<<<<

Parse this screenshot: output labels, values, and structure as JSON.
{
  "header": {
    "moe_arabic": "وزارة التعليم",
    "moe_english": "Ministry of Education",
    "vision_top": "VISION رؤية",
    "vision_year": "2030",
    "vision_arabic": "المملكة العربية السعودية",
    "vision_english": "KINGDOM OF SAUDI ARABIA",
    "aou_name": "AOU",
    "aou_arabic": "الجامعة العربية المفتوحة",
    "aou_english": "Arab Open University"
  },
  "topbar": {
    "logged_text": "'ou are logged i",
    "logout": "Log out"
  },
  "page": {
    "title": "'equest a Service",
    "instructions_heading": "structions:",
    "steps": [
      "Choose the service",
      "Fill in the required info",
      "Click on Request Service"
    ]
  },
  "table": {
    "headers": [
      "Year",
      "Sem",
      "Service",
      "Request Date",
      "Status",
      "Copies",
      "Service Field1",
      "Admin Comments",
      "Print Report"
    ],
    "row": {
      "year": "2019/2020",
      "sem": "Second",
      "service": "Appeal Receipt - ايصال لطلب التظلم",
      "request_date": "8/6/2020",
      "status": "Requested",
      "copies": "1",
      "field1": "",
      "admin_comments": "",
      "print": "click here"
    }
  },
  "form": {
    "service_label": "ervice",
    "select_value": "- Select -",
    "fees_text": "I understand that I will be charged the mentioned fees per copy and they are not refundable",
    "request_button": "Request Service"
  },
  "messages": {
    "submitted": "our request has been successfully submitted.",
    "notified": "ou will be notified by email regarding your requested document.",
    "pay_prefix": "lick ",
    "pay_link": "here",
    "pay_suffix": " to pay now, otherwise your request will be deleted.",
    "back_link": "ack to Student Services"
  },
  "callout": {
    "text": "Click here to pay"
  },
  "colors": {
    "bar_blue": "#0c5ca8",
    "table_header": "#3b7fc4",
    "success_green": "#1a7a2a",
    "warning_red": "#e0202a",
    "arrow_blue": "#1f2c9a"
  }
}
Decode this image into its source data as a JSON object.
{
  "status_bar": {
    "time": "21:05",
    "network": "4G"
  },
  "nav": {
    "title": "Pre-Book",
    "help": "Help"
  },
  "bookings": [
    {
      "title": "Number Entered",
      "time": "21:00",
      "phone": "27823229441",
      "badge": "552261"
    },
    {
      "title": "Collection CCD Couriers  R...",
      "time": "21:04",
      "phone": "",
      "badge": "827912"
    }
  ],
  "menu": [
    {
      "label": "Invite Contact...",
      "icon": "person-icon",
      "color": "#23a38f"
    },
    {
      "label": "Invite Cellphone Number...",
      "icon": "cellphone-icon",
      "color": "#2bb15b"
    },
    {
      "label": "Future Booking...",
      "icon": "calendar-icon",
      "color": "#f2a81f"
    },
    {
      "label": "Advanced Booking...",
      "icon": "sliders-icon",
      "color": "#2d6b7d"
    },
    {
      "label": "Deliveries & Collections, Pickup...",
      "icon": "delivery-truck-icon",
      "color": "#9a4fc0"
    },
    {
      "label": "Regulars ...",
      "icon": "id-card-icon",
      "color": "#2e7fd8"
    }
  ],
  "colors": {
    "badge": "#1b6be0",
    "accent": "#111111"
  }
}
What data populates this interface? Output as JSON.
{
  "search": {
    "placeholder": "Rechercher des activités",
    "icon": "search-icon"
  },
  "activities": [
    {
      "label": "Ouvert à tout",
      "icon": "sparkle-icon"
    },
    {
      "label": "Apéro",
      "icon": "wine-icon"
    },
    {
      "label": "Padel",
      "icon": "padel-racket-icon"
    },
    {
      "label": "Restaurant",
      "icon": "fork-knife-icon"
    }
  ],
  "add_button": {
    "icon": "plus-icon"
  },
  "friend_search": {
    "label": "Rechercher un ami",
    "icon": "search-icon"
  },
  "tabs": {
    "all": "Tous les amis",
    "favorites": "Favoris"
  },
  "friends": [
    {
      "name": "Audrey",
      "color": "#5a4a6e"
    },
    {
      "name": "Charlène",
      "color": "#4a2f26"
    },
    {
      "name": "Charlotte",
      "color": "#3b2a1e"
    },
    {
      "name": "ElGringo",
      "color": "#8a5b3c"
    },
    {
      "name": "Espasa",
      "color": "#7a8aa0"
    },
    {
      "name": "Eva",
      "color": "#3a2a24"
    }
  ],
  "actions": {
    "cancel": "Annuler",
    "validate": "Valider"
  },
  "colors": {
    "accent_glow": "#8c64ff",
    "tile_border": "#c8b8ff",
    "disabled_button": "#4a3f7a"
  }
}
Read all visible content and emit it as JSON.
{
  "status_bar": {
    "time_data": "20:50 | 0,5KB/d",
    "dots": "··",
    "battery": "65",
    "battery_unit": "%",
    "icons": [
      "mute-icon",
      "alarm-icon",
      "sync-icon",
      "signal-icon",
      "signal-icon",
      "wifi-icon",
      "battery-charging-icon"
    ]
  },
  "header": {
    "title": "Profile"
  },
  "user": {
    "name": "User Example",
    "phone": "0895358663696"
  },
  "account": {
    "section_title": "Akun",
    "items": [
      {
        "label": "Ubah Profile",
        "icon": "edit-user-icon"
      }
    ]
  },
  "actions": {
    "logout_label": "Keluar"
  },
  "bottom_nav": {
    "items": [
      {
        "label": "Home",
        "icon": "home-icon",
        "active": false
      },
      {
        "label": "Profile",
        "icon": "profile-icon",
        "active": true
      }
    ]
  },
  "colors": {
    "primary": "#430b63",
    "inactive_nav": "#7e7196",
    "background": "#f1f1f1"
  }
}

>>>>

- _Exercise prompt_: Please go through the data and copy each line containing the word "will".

- _Output for this exercise_:
    "fees_text": "I understand that I will be charged the mentioned fees per copy and they are not refundable",
    "notified": "ou will be notified by email regarding your requested document.",
    "pay_suffix": " to pay now, otherwise your request will be deleted.",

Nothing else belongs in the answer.